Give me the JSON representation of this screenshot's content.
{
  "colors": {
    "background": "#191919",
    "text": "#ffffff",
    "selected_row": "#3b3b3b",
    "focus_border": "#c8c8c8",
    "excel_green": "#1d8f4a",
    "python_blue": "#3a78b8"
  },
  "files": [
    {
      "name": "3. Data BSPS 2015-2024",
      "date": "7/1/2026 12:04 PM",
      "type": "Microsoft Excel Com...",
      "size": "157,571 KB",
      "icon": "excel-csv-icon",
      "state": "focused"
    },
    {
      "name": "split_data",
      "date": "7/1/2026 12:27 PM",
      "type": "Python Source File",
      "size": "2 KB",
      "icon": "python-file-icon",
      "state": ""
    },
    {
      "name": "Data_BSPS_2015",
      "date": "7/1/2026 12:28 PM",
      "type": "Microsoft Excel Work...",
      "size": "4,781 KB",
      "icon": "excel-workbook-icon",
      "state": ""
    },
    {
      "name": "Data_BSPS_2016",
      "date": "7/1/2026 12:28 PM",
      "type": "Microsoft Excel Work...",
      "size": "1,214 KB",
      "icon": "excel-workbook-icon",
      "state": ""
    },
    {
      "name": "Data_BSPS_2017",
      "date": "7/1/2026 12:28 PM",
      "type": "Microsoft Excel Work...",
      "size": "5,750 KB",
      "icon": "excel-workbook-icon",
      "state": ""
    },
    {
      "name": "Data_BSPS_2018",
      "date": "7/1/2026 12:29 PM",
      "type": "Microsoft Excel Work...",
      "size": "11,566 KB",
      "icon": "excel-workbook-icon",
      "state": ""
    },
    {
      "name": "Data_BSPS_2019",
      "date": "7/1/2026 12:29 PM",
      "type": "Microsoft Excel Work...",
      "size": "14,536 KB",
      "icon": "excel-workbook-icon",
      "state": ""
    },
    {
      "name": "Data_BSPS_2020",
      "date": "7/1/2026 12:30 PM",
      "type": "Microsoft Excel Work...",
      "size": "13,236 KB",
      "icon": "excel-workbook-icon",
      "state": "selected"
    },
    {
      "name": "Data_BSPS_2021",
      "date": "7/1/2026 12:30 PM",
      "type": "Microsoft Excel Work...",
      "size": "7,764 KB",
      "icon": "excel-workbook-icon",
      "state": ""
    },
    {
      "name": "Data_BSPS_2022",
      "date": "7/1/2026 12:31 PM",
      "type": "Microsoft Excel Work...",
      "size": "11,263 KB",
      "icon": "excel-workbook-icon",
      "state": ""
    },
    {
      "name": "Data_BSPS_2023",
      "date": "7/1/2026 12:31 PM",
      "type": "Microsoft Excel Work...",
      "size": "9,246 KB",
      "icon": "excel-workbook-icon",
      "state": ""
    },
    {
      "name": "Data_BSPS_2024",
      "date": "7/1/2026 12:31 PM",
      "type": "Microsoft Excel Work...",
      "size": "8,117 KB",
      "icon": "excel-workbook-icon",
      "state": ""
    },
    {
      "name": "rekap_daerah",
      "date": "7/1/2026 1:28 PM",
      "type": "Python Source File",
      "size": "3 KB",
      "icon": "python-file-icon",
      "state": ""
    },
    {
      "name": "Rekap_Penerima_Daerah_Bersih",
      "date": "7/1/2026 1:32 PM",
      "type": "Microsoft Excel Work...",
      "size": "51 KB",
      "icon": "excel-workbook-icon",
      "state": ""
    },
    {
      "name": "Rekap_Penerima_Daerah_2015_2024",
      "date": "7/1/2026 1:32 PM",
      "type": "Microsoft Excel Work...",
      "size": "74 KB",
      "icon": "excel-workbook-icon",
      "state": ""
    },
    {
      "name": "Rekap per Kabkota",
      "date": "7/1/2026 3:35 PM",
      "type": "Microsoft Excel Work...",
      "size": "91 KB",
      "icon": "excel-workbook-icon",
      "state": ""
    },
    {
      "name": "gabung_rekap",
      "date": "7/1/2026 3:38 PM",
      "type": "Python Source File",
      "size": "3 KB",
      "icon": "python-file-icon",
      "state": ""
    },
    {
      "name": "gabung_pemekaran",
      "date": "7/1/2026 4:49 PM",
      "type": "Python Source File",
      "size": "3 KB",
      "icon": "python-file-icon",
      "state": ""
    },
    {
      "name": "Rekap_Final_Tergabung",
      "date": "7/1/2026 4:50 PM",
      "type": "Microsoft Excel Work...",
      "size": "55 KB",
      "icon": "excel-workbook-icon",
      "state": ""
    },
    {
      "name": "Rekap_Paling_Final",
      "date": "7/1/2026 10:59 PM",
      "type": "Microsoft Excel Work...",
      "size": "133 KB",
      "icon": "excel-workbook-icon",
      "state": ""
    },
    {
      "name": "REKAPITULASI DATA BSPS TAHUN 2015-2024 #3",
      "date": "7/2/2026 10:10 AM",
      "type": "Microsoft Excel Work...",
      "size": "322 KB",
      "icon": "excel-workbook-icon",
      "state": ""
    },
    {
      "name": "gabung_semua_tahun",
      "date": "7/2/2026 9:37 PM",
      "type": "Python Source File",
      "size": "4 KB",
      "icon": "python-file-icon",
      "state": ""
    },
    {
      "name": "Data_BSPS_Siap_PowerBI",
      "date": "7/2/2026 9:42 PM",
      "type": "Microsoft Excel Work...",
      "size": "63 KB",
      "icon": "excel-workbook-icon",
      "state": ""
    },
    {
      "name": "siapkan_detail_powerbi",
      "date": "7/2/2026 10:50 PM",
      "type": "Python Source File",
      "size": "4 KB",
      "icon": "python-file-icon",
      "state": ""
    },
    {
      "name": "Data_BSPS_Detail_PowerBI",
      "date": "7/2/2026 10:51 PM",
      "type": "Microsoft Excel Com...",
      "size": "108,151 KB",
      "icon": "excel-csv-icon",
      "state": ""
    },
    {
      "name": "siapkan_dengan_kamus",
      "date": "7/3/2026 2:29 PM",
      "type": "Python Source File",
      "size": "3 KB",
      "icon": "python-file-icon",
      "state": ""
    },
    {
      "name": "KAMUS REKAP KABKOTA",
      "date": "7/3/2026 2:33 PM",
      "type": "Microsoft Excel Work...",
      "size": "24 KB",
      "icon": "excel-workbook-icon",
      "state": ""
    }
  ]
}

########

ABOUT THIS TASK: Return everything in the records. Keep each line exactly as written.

THE COMPLETED TASK:
Give me the JSON representation of this screenshot's content.
{
  "colors": {
    "background": "#191919",
    "text": "#ffffff",
    "selected_row": "#3b3b3b",
    "focus_border": "#c8c8c8",
    "excel_green": "#1d8f4a",
    "python_blue": "#3a78b8"
  },
  "files": [
    {
      "name": "3. Data BSPS 2015-2024",
      "date": "7/1/2026 12:04 PM",
      "type": "Microsoft Excel Com...",
      "size": "157,571 KB",
      "icon": "excel-csv-icon",
      "state": "focused"
    },
    {
      "name": "split_data",
      "date": "7/1/2026 12:27 PM",
      "type": "Python Source File",
      "size": "2 KB",
      "icon": "python-file-icon",
      "state": ""
    },
    {
      "name": "Data_BSPS_2015",
      "date": "7/1/2026 12:28 PM",
      "type": "Microsoft Excel Work...",
      "size": "4,781 KB",
      "icon": "excel-workbook-icon",
      "state": ""
    },
    {
      "name": "Data_BSPS_2016",
      "date": "7/1/2026 12:28 PM",
      "type": "Microsoft Excel Work...",
      "size": "1,214 KB",
      "icon": "excel-workbook-icon",
      "state": ""
    },
    {
      "name": "Data_BSPS_2017",
      "date": "7/1/2026 12:28 PM",
      "type": "Microsoft Excel Work...",
      "size": "5,750 KB",
      "icon": "excel-workbook-icon",
      "state": ""
    },
    {
      "name": "Data_BSPS_2018",
      "date": "7/1/2026 12:29 PM",
      "type": "Microsoft Excel Work...",
      "size": "11,566 KB",
      "icon": "excel-workbook-icon",
      "state": ""
    },
    {
      "name": "Data_BSPS_2019",
      "date": "7/1/2026 12:29 PM",
      "type": "Microsoft Excel Work...",
      "size": "14,536 KB",
      "icon": "excel-workbook-icon",
      "state": ""
    },
    {
      "name": "Data_BSPS_2020",
      "date": "7/1/2026 12:30 PM",
      "type": "Microsoft Excel Work...",
      "size": "13,236 KB",
      "icon": "excel-workbook-icon",
      "state": "selected"
    },
    {
      "name": "Data_BSPS_2021",
      "date": "7/1/2026 12:30 PM",
      "type": "Microsoft Excel Work...",
      "size": "7,764 KB",
      "icon": "excel-workbook-icon",
      "state": ""
    },
    {
      "name": "Data_BSPS_2022",
      "date": "7/1/2026 12:31 PM",
      "type": "Microsoft Excel Work...",
      "size": "11,263 KB",
      "icon": "excel-workbook-icon",
      "state": ""
    },
    {
      "name": "Data_BSPS_2023",
      "date": "7/1/2026 12:31 PM",
      "type": "Microsoft Excel Work...",
      "size": "9,246 KB",
      "icon": "excel-workbook-icon",
      "state": ""
    },
    {
      "name": "Data_BSPS_2024",
      "date": "7/1/2026 12:31 PM",
      "type": "Microsoft Excel Work...",
      "size": "8,117 KB",
      "icon": "excel-workbook-icon",
      "state": ""
    },
    {
      "name": "rekap_daerah",
      "date": "7/1/2026 1:28 PM",
      "type": "Python Source File",
      "size": "3 KB",
      "icon": "python-file-icon",
      "state": ""
    },
    {
      "name": "Rekap_Penerima_Daerah_Bersih",
      "date": "7/1/2026 1:32 PM",
      "type": "Microsoft Excel Work...",
      "size": "51 KB",
      "icon": "excel-workbook-icon",
      "state": ""
    },
    {
      "name": "Rekap_Penerima_Daerah_2015_2024",
      "date": "7/1/2026 1:32 PM",
      "type": "Microsoft Excel Work...",
      "size": "74 KB",
      "icon": "excel-workbook-icon",
      "state": ""
    },
    {
      "name": "Rekap per Kabkota",
      "date": "7/1/2026 3:35 PM",
      "type": "Microsoft Excel Work...",
      "size": "91 KB",
      "icon": "excel-workbook-icon",
      "state": ""
    },
    {
      "name": "gabung_rekap",
      "date": "7/1/2026 3:38 PM",
      "type": "Python Source File",
      "size": "3 KB",
      "icon": "python-file-icon",
      "state": ""
    },
    {
      "name": "gabung_pemekaran",
      "date": "7/1/2026 4:49 PM",
      "type": "Python Source File",
      "size": "3 KB",
      "icon": "python-file-icon",
      "state": ""
    },
    {
      "name": "Rekap_Final_Tergabung",
      "date": "7/1/2026 4:50 PM",
      "type": "Microsoft Excel Work...",
      "size": "55 KB",
      "icon": "excel-workbook-icon",
      "state": ""
    },
    {
      "name": "Rekap_Paling_Final",
      "date": "7/1/2026 10:59 PM",
      "type": "Microsoft Excel Work...",
      "size": "133 KB",
      "icon": "excel-workbook-icon",
      "state": ""
    },
    {
      "name": "REKAPITULASI DATA BSPS TAHUN 2015-2024 #3",
      "date": "7/2/2026 10:10 AM",
      "type": "Microsoft Excel Work...",
      "size": "322 KB",
      "icon": "excel-workbook-icon",
      "state": ""
    },
    {
      "name": "gabung_semua_tahun",
      "date": "7/2/2026 9:37 PM",
      "type": "Python Source File",
      "size": "4 KB",
      "icon": "python-file-icon",
      "state": ""
    },
    {
      "name": "Data_BSPS_Siap_PowerBI",
      "date": "7/2/2026 9:42 PM",
      "type": "Microsoft Excel Work...",
      "size": "63 KB",
      "icon": "excel-workbook-icon",
      "state": ""
    },
    {
      "name": "siapkan_detail_powerbi",
      "date": "7/2/2026 10:50 PM",
      "type": "Python Source File",
      "size": "4 KB",
      "icon": "python-file-icon",
      "state": ""
    },
    {
      "name": "Data_BSPS_Detail_PowerBI",
      "date": "7/2/2026 10:51 PM",
      "type": "Microsoft Excel Com...",
      "size": "108,151 KB",
      "icon": "excel-csv-icon",
      "state": ""
    },
    {
      "name": "siapkan_dengan_kamus",
      "date": "7/3/2026 2:29 PM",
      "type": "Python Source File",
      "size": "3 KB",
      "icon": "python-file-icon",
      "state": ""
    },
    {
      "name": "KAMUS REKAP KABKOTA",
      "date": "7/3/2026 2:33 PM",
      "type": "Microsoft Excel Work...",
      "size": "24 KB",
      "icon": "excel-workbook-icon",
      "state": ""
    }
  ]
}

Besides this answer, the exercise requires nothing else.